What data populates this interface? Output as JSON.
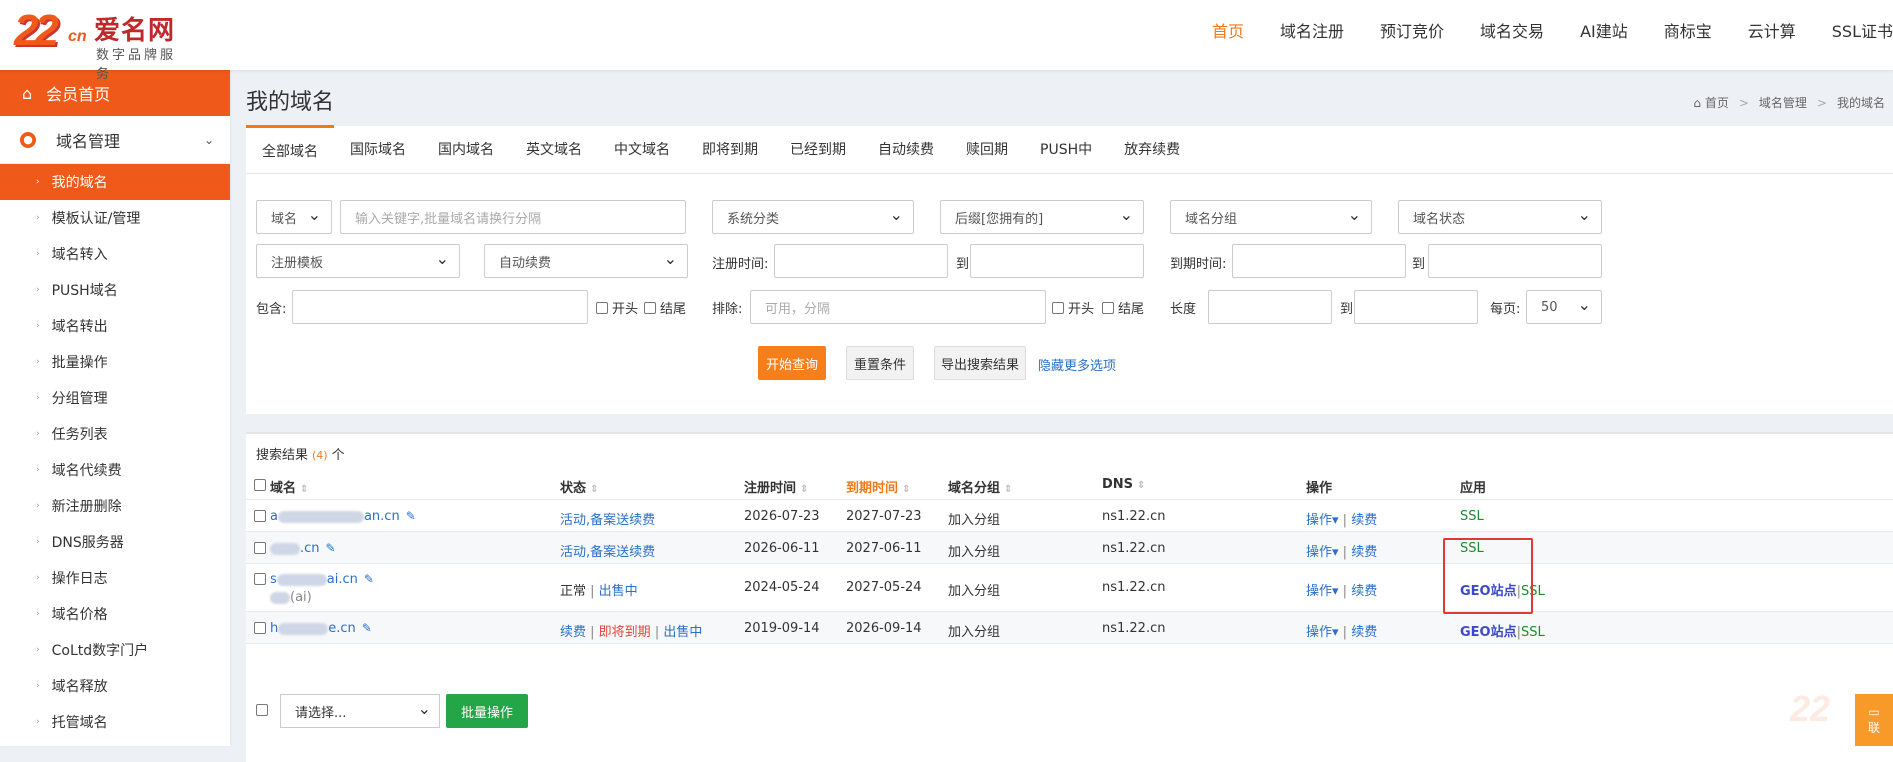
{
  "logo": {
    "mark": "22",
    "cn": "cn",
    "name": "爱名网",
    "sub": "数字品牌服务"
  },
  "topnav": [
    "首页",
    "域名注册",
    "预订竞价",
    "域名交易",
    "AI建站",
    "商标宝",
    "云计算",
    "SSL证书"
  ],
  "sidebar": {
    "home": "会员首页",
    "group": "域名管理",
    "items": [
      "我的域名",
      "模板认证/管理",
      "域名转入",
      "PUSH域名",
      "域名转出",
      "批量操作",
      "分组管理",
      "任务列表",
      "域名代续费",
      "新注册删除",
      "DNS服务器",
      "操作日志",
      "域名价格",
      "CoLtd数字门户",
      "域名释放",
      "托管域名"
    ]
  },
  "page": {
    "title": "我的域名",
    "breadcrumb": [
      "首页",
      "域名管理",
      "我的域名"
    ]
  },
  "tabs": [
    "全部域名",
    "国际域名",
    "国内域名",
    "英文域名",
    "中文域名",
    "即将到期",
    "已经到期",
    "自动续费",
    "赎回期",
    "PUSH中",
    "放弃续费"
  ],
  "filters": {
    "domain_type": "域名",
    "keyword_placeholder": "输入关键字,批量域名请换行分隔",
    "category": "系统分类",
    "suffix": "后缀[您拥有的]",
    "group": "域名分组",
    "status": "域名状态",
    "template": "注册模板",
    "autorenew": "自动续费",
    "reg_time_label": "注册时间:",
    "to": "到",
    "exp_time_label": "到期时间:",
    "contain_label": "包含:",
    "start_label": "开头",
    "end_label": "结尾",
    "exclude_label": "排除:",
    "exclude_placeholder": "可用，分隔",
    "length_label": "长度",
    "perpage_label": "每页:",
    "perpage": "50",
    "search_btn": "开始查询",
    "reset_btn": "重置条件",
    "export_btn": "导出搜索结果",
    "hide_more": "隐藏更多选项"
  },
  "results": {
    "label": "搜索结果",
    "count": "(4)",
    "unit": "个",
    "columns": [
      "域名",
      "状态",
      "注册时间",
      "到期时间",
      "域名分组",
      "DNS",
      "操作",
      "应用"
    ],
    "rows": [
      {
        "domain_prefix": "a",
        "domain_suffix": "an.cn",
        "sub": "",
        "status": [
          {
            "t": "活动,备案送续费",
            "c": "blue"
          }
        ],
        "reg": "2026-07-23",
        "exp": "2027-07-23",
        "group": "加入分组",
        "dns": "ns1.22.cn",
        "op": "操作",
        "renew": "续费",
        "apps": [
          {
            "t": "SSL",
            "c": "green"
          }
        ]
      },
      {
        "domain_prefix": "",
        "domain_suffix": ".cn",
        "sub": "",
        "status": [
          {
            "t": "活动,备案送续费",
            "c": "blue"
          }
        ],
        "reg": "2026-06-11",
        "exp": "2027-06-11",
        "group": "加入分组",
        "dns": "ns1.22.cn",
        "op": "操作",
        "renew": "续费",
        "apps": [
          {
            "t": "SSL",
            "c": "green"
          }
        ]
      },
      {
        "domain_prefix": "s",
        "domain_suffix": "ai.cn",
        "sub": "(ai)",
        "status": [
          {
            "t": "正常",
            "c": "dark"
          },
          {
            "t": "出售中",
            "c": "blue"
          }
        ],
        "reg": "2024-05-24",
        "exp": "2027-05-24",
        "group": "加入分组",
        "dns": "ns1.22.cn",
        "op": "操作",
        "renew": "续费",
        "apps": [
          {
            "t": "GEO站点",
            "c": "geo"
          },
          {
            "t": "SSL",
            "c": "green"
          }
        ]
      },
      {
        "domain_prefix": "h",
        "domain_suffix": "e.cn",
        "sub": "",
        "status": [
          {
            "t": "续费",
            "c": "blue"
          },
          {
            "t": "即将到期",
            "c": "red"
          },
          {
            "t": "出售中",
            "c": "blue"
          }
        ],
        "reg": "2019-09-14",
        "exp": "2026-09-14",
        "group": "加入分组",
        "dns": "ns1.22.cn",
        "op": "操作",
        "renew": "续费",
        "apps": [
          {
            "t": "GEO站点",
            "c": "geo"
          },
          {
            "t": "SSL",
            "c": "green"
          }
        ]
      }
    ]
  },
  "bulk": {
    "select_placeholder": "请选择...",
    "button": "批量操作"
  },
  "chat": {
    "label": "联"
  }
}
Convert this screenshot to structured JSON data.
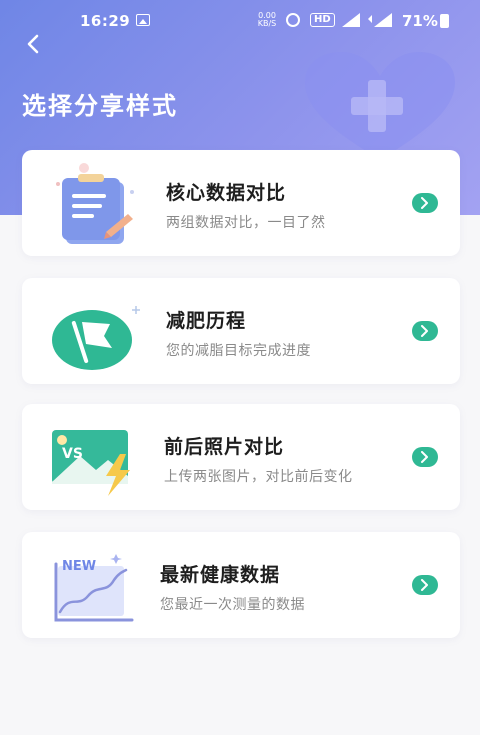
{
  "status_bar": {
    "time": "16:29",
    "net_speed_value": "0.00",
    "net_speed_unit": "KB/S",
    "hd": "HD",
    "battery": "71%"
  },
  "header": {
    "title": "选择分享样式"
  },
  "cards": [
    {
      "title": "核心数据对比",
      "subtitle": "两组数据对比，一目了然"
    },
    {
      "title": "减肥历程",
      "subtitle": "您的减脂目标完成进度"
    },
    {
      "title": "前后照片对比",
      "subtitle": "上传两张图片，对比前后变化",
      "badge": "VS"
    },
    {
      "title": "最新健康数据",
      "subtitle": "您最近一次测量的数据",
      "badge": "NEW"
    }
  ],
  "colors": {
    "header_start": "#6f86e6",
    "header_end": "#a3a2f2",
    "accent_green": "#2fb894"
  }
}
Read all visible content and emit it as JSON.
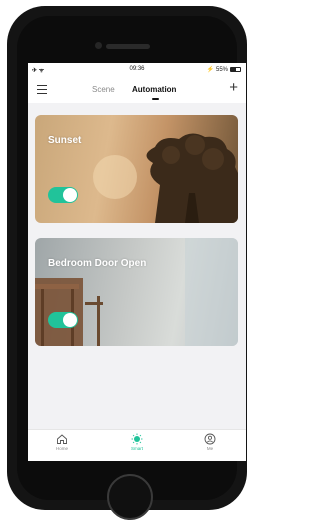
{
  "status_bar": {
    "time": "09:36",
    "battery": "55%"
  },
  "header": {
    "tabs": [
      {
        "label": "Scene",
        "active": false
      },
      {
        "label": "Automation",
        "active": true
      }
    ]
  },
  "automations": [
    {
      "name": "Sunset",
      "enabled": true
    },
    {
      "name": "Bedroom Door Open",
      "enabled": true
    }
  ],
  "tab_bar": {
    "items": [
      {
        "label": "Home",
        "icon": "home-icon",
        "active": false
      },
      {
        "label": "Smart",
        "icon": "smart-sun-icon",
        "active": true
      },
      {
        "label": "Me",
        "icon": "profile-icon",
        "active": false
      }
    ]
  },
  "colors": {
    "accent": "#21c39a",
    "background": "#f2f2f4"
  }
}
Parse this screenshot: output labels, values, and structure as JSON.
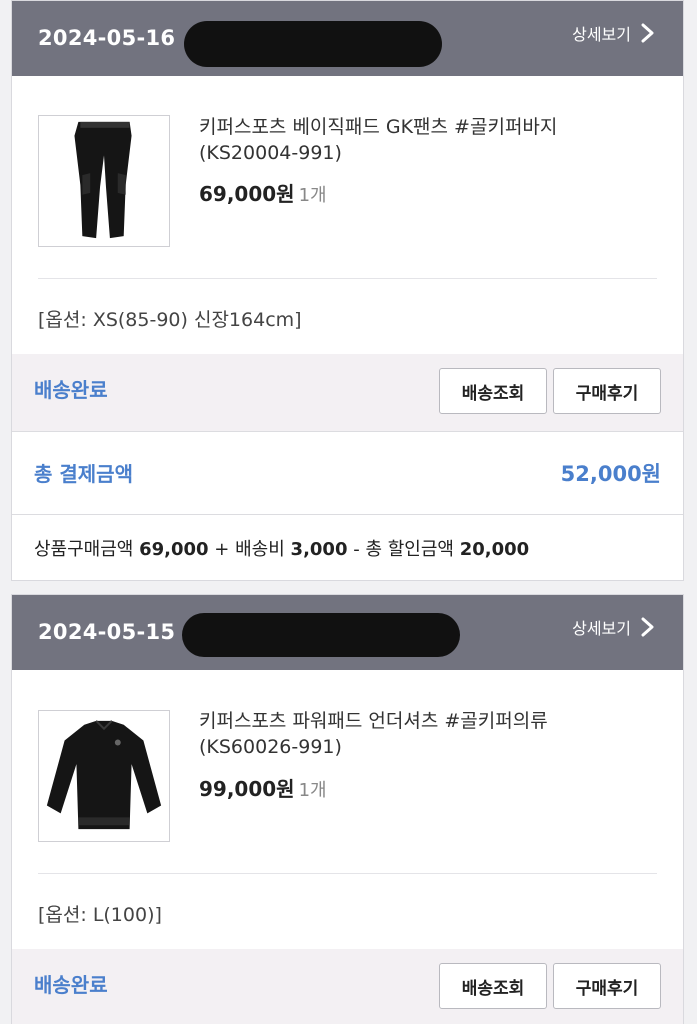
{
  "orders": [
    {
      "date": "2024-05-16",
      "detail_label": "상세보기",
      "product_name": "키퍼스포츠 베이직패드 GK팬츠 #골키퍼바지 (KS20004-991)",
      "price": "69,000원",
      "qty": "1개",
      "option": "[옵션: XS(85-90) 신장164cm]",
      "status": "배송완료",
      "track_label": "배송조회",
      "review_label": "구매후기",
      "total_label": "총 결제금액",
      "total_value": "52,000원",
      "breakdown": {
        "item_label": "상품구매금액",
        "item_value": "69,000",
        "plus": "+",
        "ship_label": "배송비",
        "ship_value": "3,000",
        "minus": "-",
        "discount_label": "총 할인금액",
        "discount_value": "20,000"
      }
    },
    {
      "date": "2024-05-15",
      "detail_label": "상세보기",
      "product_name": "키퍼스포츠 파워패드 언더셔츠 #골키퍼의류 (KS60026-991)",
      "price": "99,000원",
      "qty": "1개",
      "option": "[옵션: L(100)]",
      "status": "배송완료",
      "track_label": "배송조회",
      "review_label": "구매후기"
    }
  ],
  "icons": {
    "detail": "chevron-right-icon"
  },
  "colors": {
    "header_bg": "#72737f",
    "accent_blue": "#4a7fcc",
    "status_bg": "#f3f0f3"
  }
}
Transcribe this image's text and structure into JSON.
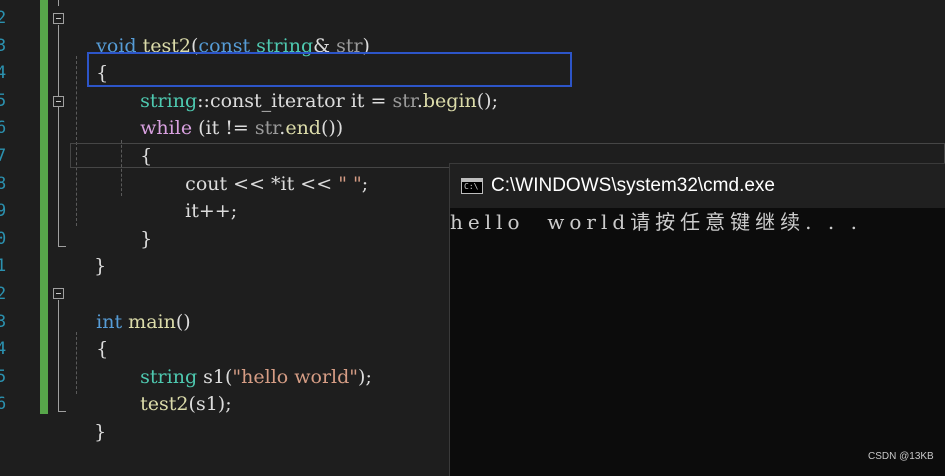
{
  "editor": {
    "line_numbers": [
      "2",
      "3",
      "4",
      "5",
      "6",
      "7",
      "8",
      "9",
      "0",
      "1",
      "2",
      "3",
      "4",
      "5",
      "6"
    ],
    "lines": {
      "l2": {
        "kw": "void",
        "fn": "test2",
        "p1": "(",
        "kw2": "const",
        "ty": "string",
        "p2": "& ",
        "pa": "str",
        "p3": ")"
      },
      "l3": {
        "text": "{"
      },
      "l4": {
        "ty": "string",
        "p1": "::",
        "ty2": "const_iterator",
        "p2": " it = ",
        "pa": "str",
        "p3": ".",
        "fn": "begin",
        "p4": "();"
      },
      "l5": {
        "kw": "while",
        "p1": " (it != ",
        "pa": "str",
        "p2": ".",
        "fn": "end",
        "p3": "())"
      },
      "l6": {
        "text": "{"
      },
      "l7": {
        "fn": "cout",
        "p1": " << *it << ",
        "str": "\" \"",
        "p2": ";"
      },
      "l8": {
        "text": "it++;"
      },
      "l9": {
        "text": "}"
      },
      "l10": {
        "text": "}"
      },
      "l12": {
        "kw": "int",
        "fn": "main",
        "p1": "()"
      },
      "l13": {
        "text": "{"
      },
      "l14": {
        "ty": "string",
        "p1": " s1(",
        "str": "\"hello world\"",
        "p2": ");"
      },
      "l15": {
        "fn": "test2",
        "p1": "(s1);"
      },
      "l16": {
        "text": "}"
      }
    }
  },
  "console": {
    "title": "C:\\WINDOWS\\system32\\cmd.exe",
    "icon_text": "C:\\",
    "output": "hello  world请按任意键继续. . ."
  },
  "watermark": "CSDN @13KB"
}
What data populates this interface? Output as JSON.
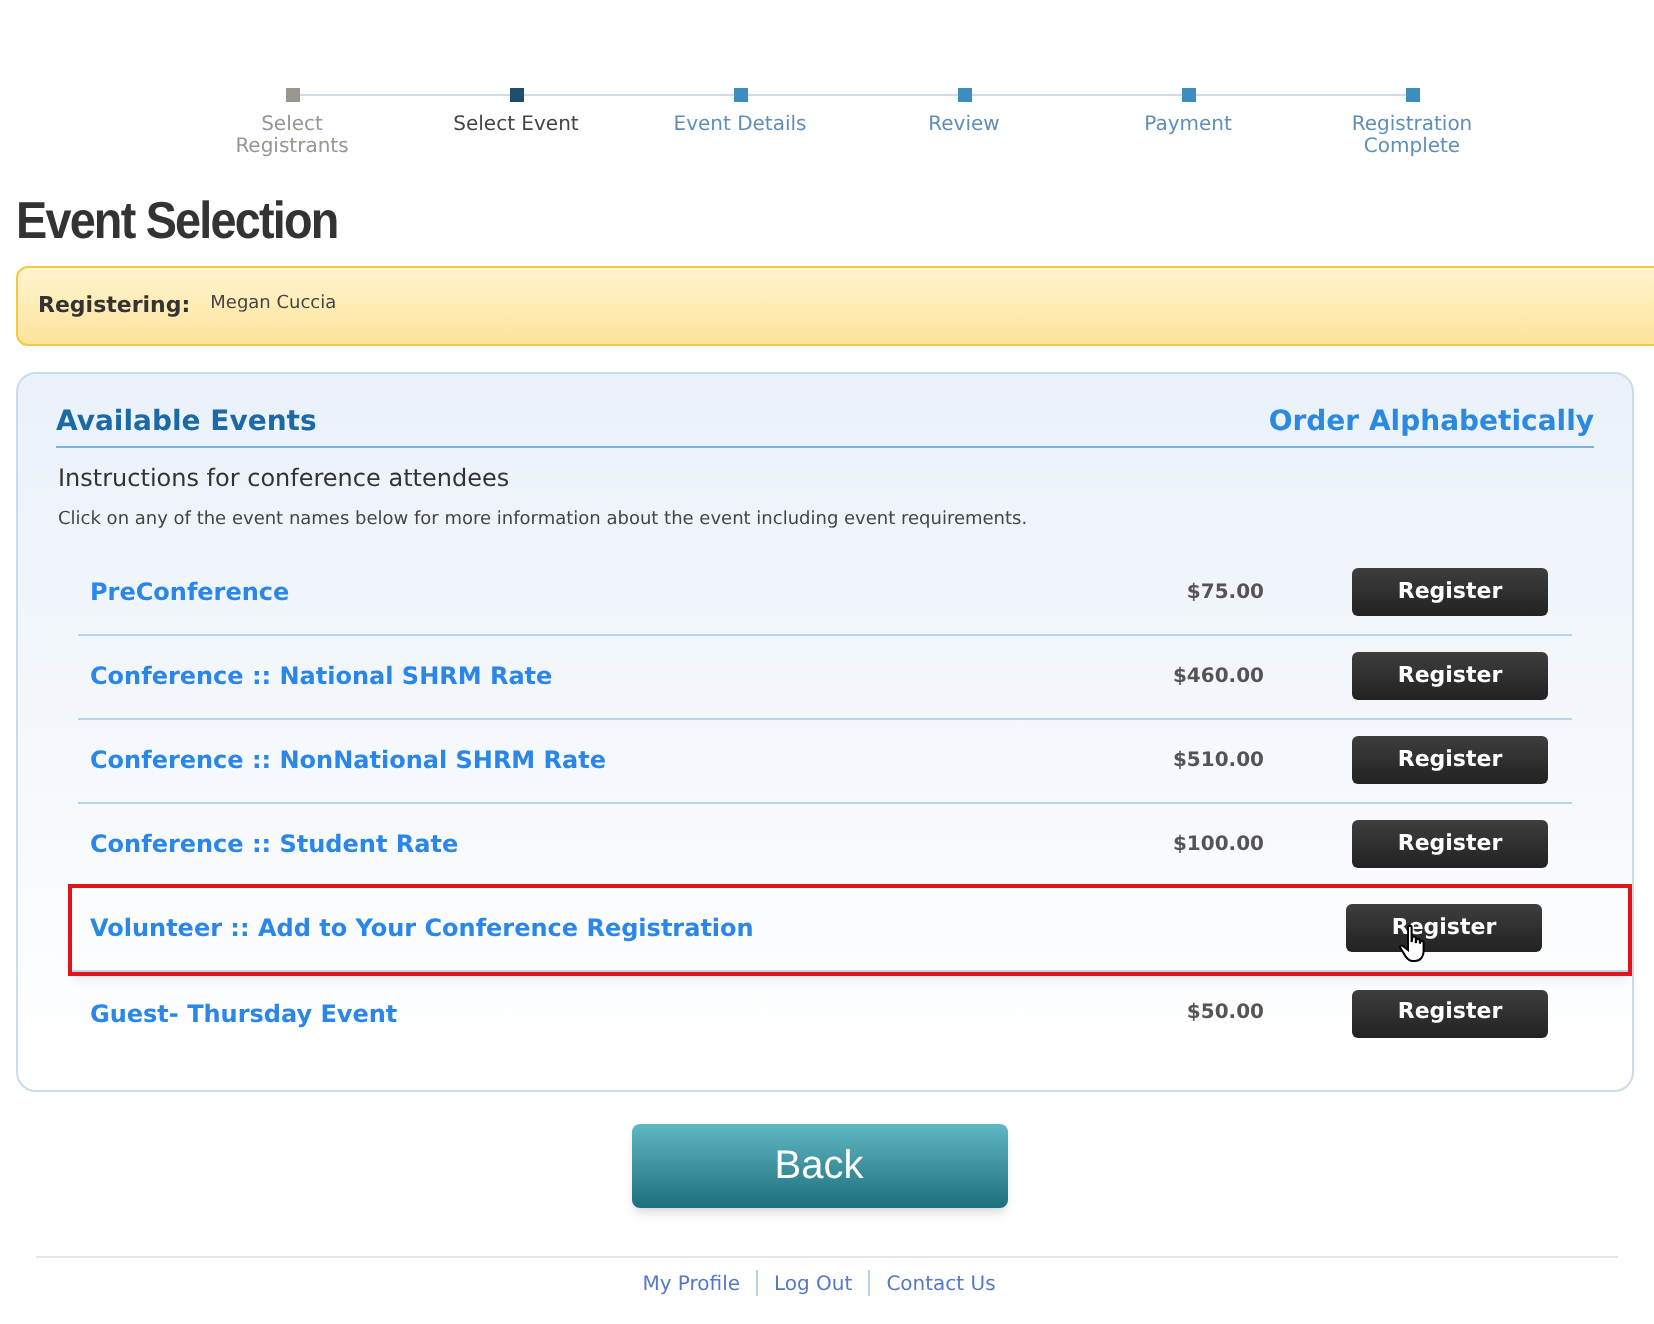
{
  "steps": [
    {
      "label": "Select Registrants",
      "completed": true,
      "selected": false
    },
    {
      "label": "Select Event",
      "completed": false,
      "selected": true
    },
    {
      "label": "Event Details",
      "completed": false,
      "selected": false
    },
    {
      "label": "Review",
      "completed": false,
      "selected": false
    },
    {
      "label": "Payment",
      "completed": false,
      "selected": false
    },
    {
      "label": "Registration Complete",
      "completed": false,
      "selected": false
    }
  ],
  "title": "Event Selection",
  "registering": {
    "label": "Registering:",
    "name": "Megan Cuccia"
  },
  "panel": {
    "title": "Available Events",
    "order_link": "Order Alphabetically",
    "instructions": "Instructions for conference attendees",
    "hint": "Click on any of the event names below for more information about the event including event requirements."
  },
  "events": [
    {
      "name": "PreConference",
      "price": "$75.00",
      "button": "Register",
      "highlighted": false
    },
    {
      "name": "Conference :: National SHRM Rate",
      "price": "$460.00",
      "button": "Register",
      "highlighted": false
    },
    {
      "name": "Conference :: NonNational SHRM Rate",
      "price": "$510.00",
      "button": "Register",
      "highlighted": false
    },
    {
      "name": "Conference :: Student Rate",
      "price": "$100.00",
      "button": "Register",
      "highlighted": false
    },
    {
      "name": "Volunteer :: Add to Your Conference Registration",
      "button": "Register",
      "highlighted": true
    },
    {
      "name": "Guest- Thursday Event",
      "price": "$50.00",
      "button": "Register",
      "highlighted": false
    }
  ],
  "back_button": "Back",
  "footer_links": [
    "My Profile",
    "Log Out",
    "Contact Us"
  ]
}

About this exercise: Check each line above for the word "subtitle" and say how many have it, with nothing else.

Task solution: 4